Items listed in a dataset
-------------------------

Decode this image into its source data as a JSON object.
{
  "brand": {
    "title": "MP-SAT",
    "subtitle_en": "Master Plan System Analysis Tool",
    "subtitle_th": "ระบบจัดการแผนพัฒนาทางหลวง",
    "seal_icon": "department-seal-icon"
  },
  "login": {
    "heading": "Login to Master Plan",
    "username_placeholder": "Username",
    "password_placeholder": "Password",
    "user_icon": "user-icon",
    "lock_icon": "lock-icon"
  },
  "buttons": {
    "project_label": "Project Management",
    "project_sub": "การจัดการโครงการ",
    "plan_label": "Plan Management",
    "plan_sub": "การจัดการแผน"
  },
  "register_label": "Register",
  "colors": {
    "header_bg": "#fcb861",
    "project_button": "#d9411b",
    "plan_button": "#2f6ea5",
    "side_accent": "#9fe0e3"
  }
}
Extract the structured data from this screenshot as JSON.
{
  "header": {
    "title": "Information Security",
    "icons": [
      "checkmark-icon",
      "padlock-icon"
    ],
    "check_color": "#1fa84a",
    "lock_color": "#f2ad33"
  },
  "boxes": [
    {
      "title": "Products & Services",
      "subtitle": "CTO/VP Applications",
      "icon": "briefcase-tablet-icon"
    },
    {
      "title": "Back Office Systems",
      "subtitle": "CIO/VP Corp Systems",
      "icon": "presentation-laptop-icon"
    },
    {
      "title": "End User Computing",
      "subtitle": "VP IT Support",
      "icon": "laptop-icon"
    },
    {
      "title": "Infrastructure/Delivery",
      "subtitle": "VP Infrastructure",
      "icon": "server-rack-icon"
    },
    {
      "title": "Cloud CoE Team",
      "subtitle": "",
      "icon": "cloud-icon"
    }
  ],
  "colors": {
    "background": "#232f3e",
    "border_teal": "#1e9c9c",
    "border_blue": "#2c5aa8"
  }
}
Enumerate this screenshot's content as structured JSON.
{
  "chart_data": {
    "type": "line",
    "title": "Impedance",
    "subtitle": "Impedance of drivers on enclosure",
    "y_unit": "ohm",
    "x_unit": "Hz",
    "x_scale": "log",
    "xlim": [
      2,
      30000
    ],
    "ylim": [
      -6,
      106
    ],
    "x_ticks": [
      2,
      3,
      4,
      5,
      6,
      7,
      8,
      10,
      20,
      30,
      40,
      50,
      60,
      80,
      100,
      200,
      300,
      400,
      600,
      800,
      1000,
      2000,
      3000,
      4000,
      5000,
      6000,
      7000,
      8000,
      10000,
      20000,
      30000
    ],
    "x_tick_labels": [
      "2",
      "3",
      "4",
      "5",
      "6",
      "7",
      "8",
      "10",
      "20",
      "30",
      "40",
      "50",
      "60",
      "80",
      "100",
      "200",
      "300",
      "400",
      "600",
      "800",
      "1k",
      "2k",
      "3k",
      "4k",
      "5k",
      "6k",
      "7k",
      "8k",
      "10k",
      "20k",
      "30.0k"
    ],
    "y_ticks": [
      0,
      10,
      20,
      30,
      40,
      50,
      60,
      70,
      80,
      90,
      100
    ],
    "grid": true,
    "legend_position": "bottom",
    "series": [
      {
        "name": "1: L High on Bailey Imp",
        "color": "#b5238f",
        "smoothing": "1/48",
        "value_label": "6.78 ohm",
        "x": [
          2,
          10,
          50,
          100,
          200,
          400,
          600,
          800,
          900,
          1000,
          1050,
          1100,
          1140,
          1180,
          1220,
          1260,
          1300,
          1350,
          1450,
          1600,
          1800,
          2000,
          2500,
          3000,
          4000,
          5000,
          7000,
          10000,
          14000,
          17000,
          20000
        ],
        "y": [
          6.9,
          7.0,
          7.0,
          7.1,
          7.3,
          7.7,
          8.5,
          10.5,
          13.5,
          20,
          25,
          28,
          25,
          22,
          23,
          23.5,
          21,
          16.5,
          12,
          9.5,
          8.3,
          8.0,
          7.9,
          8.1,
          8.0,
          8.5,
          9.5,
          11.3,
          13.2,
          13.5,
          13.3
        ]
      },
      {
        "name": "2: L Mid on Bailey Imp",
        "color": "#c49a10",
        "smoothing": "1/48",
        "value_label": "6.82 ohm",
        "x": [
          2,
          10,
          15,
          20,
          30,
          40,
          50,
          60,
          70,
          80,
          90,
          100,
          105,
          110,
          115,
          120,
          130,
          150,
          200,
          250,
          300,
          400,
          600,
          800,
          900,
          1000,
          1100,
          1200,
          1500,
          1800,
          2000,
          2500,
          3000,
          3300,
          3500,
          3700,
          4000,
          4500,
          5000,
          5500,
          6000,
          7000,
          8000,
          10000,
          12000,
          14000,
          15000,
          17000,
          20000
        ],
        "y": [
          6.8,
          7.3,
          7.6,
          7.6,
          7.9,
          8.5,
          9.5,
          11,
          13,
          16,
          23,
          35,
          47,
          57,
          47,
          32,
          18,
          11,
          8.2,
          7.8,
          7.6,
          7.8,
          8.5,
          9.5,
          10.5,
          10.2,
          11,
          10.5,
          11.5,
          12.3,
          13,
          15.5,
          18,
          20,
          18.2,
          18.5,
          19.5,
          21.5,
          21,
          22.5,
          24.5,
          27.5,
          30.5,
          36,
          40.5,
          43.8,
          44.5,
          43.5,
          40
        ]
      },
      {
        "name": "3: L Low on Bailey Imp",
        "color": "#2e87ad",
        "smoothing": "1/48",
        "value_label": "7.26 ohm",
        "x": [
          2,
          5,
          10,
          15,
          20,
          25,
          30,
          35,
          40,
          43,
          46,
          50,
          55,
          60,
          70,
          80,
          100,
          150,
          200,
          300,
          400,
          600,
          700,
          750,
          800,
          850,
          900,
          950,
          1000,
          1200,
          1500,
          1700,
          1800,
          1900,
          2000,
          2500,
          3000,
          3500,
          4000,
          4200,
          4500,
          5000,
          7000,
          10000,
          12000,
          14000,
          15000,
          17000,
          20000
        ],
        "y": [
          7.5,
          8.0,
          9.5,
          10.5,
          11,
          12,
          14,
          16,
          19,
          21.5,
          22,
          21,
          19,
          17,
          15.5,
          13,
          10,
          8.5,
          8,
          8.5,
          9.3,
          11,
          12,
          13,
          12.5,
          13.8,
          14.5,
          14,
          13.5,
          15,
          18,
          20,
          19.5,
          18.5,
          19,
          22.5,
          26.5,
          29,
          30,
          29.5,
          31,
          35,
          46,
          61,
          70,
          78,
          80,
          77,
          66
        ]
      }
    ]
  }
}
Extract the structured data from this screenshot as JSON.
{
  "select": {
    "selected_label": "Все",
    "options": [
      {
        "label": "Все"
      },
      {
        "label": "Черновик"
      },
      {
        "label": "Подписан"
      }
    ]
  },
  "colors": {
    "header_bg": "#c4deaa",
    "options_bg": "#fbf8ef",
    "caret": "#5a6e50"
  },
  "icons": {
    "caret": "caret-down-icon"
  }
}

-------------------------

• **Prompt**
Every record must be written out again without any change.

• **Output**
Decode this image into its source data as a JSON object.
{
  "brand": {
    "title": "MP-SAT",
    "subtitle_en": "Master Plan System Analysis Tool",
    "subtitle_th": "ระบบจัดการแผนพัฒนาทางหลวง",
    "seal_icon": "department-seal-icon"
  },
  "login": {
    "heading": "Login to Master Plan",
    "username_placeholder": "Username",
    "password_placeholder": "Password",
    "user_icon": "user-icon",
    "lock_icon": "lock-icon"
  },
  "buttons": {
    "project_label": "Project Management",
    "project_sub": "การจัดการโครงการ",
    "plan_label": "Plan Management",
    "plan_sub": "การจัดการแผน"
  },
  "register_label": "Register",
  "colors": {
    "header_bg": "#fcb861",
    "project_button": "#d9411b",
    "plan_button": "#2f6ea5",
    "side_accent": "#9fe0e3"
  }
}
Extract the structured data from this screenshot as JSON.
{
  "header": {
    "title": "Information Security",
    "icons": [
      "checkmark-icon",
      "padlock-icon"
    ],
    "check_color": "#1fa84a",
    "lock_color": "#f2ad33"
  },
  "boxes": [
    {
      "title": "Products & Services",
      "subtitle": "CTO/VP Applications",
      "icon": "briefcase-tablet-icon"
    },
    {
      "title": "Back Office Systems",
      "subtitle": "CIO/VP Corp Systems",
      "icon": "presentation-laptop-icon"
    },
    {
      "title": "End User Computing",
      "subtitle": "VP IT Support",
      "icon": "laptop-icon"
    },
    {
      "title": "Infrastructure/Delivery",
      "subtitle": "VP Infrastructure",
      "icon": "server-rack-icon"
    },
    {
      "title": "Cloud CoE Team",
      "subtitle": "",
      "icon": "cloud-icon"
    }
  ],
  "colors": {
    "background": "#232f3e",
    "border_teal": "#1e9c9c",
    "border_blue": "#2c5aa8"
  }
}
Enumerate this screenshot's content as structured JSON.
{
  "chart_data": {
    "type": "line",
    "title": "Impedance",
    "subtitle": "Impedance of drivers on enclosure",
    "y_unit": "ohm",
    "x_unit": "Hz",
    "x_scale": "log",
    "xlim": [
      2,
      30000
    ],
    "ylim": [
      -6,
      106
    ],
    "x_ticks": [
      2,
      3,
      4,
      5,
      6,
      7,
      8,
      10,
      20,
      30,
      40,
      50,
      60,
      80,
      100,
      200,
      300,
      400,
      600,
      800,
      1000,
      2000,
      3000,
      4000,
      5000,
      6000,
      7000,
      8000,
      10000,
      20000,
      30000
    ],
    "x_tick_labels": [
      "2",
      "3",
      "4",
      "5",
      "6",
      "7",
      "8",
      "10",
      "20",
      "30",
      "40",
      "50",
      "60",
      "80",
      "100",
      "200",
      "300",
      "400",
      "600",
      "800",
      "1k",
      "2k",
      "3k",
      "4k",
      "5k",
      "6k",
      "7k",
      "8k",
      "10k",
      "20k",
      "30.0k"
    ],
    "y_ticks": [
      0,
      10,
      20,
      30,
      40,
      50,
      60,
      70,
      80,
      90,
      100
    ],
    "grid": true,
    "legend_position": "bottom",
    "series": [
      {
        "name": "1: L High on Bailey Imp",
        "color": "#b5238f",
        "smoothing": "1/48",
        "value_label": "6.78 ohm",
        "x": [
          2,
          10,
          50,
          100,
          200,
          400,
          600,
          800,
          900,
          1000,
          1050,
          1100,
          1140,
          1180,
          1220,
          1260,
          1300,
          1350,
          1450,
          1600,
          1800,
          2000,
          2500,
          3000,
          4000,
          5000,
          7000,
          10000,
          14000,
          17000,
          20000
        ],
        "y": [
          6.9,
          7.0,
          7.0,
          7.1,
          7.3,
          7.7,
          8.5,
          10.5,
          13.5,
          20,
          25,
          28,
          25,
          22,
          23,
          23.5,
          21,
          16.5,
          12,
          9.5,
          8.3,
          8.0,
          7.9,
          8.1,
          8.0,
          8.5,
          9.5,
          11.3,
          13.2,
          13.5,
          13.3
        ]
      },
      {
        "name": "2: L Mid on Bailey Imp",
        "color": "#c49a10",
        "smoothing": "1/48",
        "value_label": "6.82 ohm",
        "x": [
          2,
          10,
          15,
          20,
          30,
          40,
          50,
          60,
          70,
          80,
          90,
          100,
          105,
          110,
          115,
          120,
          130,
          150,
          200,
          250,
          300,
          400,
          600,
          800,
          900,
          1000,
          1100,
          1200,
          1500,
          1800,
          2000,
          2500,
          3000,
          3300,
          3500,
          3700,
          4000,
          4500,
          5000,
          5500,
          6000,
          7000,
          8000,
          10000,
          12000,
          14000,
          15000,
          17000,
          20000
        ],
        "y": [
          6.8,
          7.3,
          7.6,
          7.6,
          7.9,
          8.5,
          9.5,
          11,
          13,
          16,
          23,
          35,
          47,
          57,
          47,
          32,
          18,
          11,
          8.2,
          7.8,
          7.6,
          7.8,
          8.5,
          9.5,
          10.5,
          10.2,
          11,
          10.5,
          11.5,
          12.3,
          13,
          15.5,
          18,
          20,
          18.2,
          18.5,
          19.5,
          21.5,
          21,
          22.5,
          24.5,
          27.5,
          30.5,
          36,
          40.5,
          43.8,
          44.5,
          43.5,
          40
        ]
      },
      {
        "name": "3: L Low on Bailey Imp",
        "color": "#2e87ad",
        "smoothing": "1/48",
        "value_label": "7.26 ohm",
        "x": [
          2,
          5,
          10,
          15,
          20,
          25,
          30,
          35,
          40,
          43,
          46,
          50,
          55,
          60,
          70,
          80,
          100,
          150,
          200,
          300,
          400,
          600,
          700,
          750,
          800,
          850,
          900,
          950,
          1000,
          1200,
          1500,
          1700,
          1800,
          1900,
          2000,
          2500,
          3000,
          3500,
          4000,
          4200,
          4500,
          5000,
          7000,
          10000,
          12000,
          14000,
          15000,
          17000,
          20000
        ],
        "y": [
          7.5,
          8.0,
          9.5,
          10.5,
          11,
          12,
          14,
          16,
          19,
          21.5,
          22,
          21,
          19,
          17,
          15.5,
          13,
          10,
          8.5,
          8,
          8.5,
          9.3,
          11,
          12,
          13,
          12.5,
          13.8,
          14.5,
          14,
          13.5,
          15,
          18,
          20,
          19.5,
          18.5,
          19,
          22.5,
          26.5,
          29,
          30,
          29.5,
          31,
          35,
          46,
          61,
          70,
          78,
          80,
          77,
          66
        ]
      }
    ]
  }
}
Extract the structured data from this screenshot as JSON.
{
  "select": {
    "selected_label": "Все",
    "options": [
      {
        "label": "Все"
      },
      {
        "label": "Черновик"
      },
      {
        "label": "Подписан"
      }
    ]
  },
  "colors": {
    "header_bg": "#c4deaa",
    "options_bg": "#fbf8ef",
    "caret": "#5a6e50"
  },
  "icons": {
    "caret": "caret-down-icon"
  }
}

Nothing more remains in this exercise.